» TASK TO CARRY OUT: For every line in the records below that holds "JSON", make a copy.
── DATA RECORDS
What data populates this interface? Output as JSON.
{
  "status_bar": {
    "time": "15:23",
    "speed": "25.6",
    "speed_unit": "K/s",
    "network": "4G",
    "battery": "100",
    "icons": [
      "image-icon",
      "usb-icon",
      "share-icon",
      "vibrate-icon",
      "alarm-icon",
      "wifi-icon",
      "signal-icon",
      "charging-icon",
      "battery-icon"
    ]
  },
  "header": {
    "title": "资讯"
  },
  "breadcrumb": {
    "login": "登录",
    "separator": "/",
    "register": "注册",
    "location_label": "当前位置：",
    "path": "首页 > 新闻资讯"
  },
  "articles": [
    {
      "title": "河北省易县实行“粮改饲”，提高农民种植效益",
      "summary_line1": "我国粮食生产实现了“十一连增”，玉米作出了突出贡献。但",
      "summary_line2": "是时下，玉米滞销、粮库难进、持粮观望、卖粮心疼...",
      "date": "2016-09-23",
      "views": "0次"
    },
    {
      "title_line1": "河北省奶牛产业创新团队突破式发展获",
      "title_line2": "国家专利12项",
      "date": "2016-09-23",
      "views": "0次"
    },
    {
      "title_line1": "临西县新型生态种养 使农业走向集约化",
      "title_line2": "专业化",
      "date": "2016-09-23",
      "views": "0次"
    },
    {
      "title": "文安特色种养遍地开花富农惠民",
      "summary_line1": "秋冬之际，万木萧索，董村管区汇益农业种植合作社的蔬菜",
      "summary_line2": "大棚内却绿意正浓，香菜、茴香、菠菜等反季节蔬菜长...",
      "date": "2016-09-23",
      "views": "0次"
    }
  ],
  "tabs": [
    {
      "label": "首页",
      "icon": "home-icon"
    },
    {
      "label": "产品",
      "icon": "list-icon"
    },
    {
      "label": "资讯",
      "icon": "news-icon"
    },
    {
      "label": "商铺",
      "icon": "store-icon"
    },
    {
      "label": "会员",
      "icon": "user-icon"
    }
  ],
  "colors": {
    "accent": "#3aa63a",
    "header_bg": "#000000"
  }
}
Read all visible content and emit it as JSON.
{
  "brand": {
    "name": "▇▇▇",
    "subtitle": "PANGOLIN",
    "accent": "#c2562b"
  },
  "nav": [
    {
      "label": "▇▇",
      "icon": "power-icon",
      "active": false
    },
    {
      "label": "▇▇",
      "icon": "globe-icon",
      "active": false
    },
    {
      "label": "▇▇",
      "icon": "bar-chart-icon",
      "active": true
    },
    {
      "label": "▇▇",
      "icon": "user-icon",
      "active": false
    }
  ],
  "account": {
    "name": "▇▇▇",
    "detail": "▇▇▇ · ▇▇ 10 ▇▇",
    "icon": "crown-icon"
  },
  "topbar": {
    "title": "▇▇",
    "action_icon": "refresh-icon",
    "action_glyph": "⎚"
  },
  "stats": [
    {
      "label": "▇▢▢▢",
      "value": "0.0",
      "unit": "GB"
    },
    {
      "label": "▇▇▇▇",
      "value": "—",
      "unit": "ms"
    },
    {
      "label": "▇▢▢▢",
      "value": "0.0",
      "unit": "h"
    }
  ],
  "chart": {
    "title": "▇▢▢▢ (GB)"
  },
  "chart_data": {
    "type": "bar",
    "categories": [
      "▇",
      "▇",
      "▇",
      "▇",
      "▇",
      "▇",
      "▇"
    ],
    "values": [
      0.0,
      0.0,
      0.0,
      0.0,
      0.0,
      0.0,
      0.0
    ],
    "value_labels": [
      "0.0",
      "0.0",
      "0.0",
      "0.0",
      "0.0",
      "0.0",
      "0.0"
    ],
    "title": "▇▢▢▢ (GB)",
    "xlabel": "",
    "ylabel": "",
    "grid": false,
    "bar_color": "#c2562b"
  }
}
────
» RESPONSE TO THIS TASK:
What data populates this interface? Output as JSON.
Read all visible content and emit it as JSON.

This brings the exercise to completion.